Posted September 23, 2019
Category News

Seminar on the dynamics against   youth radicalization in Rwanda21st September 2019

Muslim Students from the University of Rwanda and student from the Faculty of theology were participants and four contributors were invited:
Rev. Ndagijimana Jean Paul /Muhazi parish
Dr Djibril Mbarushimana Cancerologist at CHUB
Sadi Babou Sibomana/ DeputyVice Imam of Huye District
Dr Munyansanga Olivier Dean of Faculty of theology
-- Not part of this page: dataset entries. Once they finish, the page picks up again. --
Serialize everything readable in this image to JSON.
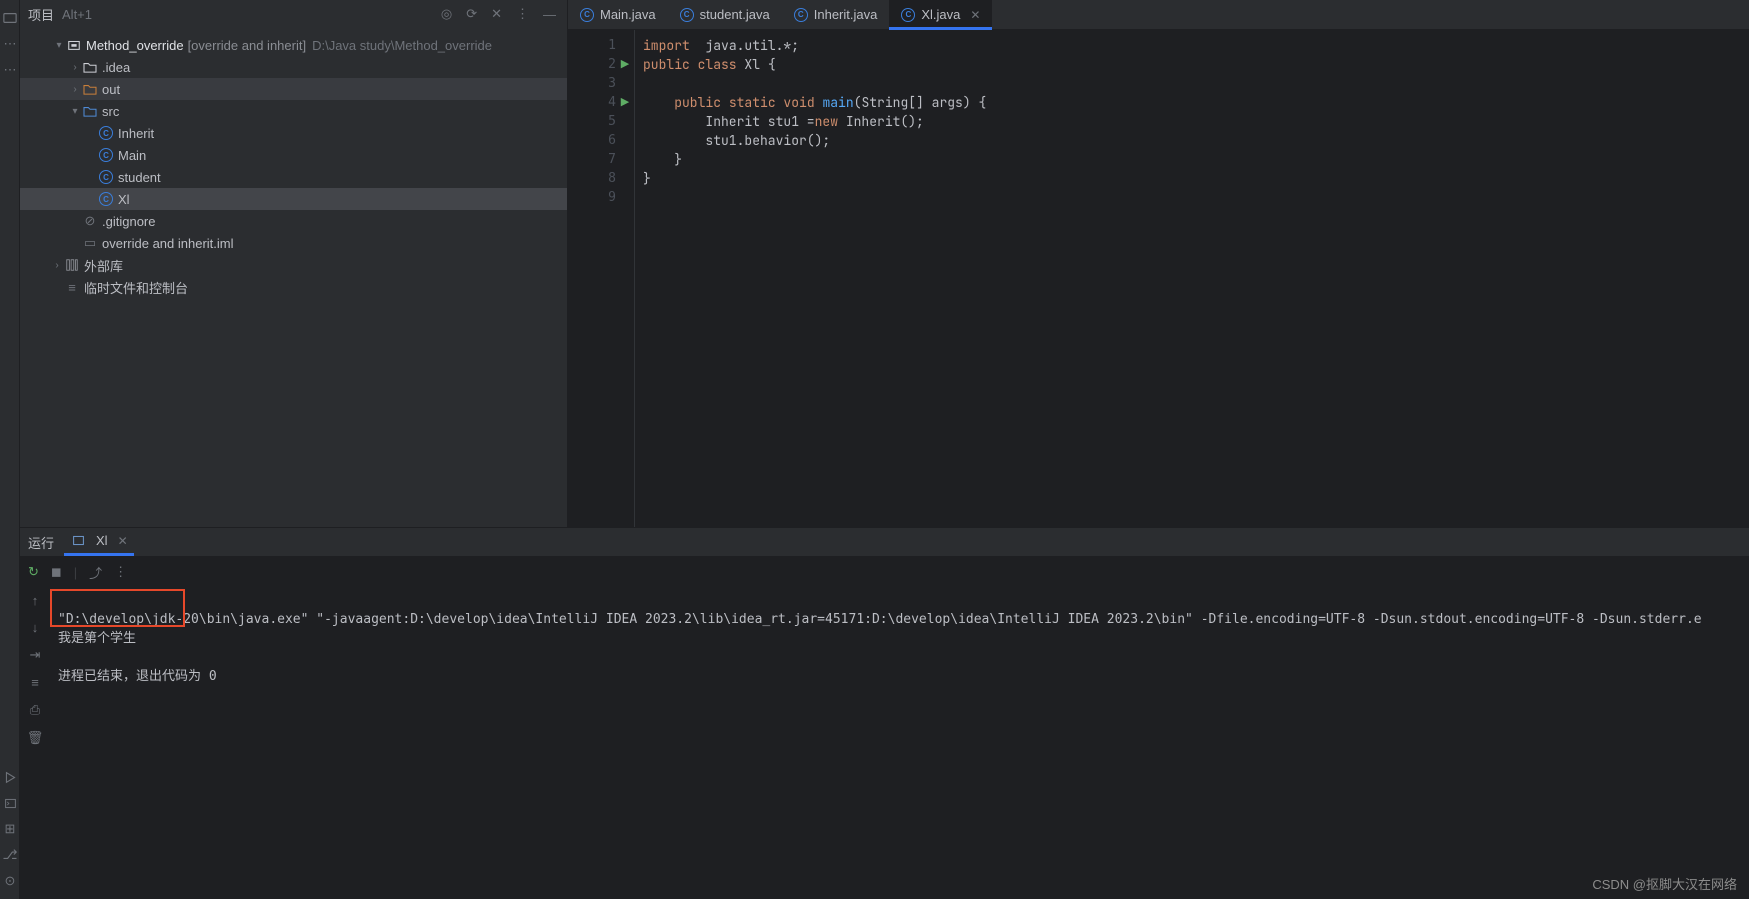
{
  "project_header": {
    "title": "项目",
    "shortcut": "Alt+1"
  },
  "tree": {
    "root_name": "Method_override",
    "root_sub": "[override and inherit]",
    "root_path": "D:\\Java study\\Method_override",
    "idea_folder": ".idea",
    "out_folder": "out",
    "src_folder": "src",
    "classes": {
      "inherit": "Inherit",
      "main": "Main",
      "student": "student",
      "xl": "Xl"
    },
    "gitignore": ".gitignore",
    "iml": "override and inherit.iml",
    "external_libs": "外部库",
    "scratches": "临时文件和控制台"
  },
  "tabs": {
    "main": "Main.java",
    "student": "student.java",
    "inherit": "Inherit.java",
    "xl": "Xl.java"
  },
  "code": {
    "lines": {
      "1": "1",
      "2": "2",
      "3": "3",
      "4": "4",
      "5": "5",
      "6": "6",
      "7": "7",
      "8": "8",
      "9": "9"
    },
    "l1_a": "import",
    "l1_b": "  java.util.*;",
    "l2_a": "public ",
    "l2_b": "class ",
    "l2_c": "Xl ",
    "l2_d": "{",
    "l4_a": "    public ",
    "l4_b": "static ",
    "l4_c": "void ",
    "l4_d": "main",
    "l4_e": "(String[] args) {",
    "l5_a": "        Inherit stu1 =",
    "l5_b": "new ",
    "l5_c": "Inherit();",
    "l6": "        stu1.behavior();",
    "l7": "    }",
    "l8": "}"
  },
  "run_panel": {
    "label": "运行",
    "tab_name": "Xl"
  },
  "console": {
    "cmd": "\"D:\\develop\\jdk-20\\bin\\java.exe\" \"-javaagent:D:\\develop\\idea\\IntelliJ IDEA 2023.2\\lib\\idea_rt.jar=45171:D:\\develop\\idea\\IntelliJ IDEA 2023.2\\bin\" -Dfile.encoding=UTF-8 -Dsun.stdout.encoding=UTF-8 -Dsun.stderr.e",
    "out_line": "我是第个学生",
    "exit_line": "进程已结束，退出代码为 0"
  },
  "watermark": "CSDN @抠脚大汉在网络"
}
Group Photo after the Seminar
Main goal of the conference is to examine and discuss the key factors which generate and fuel violent radicalization and extremism of youth from different religions and church denominations. Dr Djibril who is a cancerologist at CHUB Huye in presenting root causes of radicalization. He started by explaining that there is no universally accepted definition of radicalization. Therefore, radicalization can mean different things to different people. For him the main root cause of radicalization is ignorance. As Averroes the Muslim philosopher said “ignorance leads to fear. Fear leads to hatred. Hatred leads to violence”. Very often factors which lead to radicalization:
  • Not to be accepted
  • Lack of equal opportunities
  • Lack of integration
  • Rejection of social values
  • Lack of tolerance
 
Sadi Sibomana, the Imam vice deputy of Huye district stressed that the lack of critical thinking of young people between 18 and 29 years old lead to radicalization. For him education is indispensable to prevent it.
Rev. Jean Paul Ndagijimana from Presbyterian Church of Muhazi, emphasized on the religion freedom. That freedom is a fundamental, inviolable and non-negotiable right of every human being and consists in the freedom to practice one’s religion, to propagate its teachings and also to embrace another faith out of one’s own free choice. Freedom of religion includes the responsibility to respect other faiths and not to denigrate or vilify them.
Dr Olivier Munyansanga presented on fundamentalism, in defining it he said that
Fundamentalism is “a belief that every word of the Bible is divinely inspired and therefore true. In Islam, it is a movement favoring strict observance of the teachings of the Qur’an and Islamic law.”[1]The origin of the term “fundamentalism” can be traced back to the early 1900s as the self-designation of a group of conservative American Protestants who profiled themselves as militants willing to do battle royal, to preserve the fundamentals of the Christian faith from the evolutionists and biblical critics infecting mainline seminaries and colleges. They believed in the infallibility of the Bible.They are strongly intolerant to any transformation, and against a new interpretation or change.He states that “religious fundamentalists are united by fear. Whether they are Christian, Muslim, or Jew, fear is the common denominator. They fear of change, modernization and loss of influence. They fear that people will abandon the churches, mosques and synagogues for physical and material gratification.
 
In concluding Dr. Olivier Munyansanga said that to prevent violence, every religion has to develop a self-critique for his own religion because, the ideology of fundamentalism starts at the moment a sacred text is read and interpreted literally, not allowing for a hermeneutical analysis, nor a controversial debate. Both the government as the religious communities themselves, have a vital interest in preventing fundamentalist tendencies to rise in their midst.
 
The seminar was ended in friendship atmosphere and sharing meal between young Christians and Muslim students for University of Rwanda.
 
FTRS Dean Office



Download: Seminar on the dynamics against youth radicalization in Rwanda.pdf

More-pctures of the seminar


Presenters

Participants during the seminar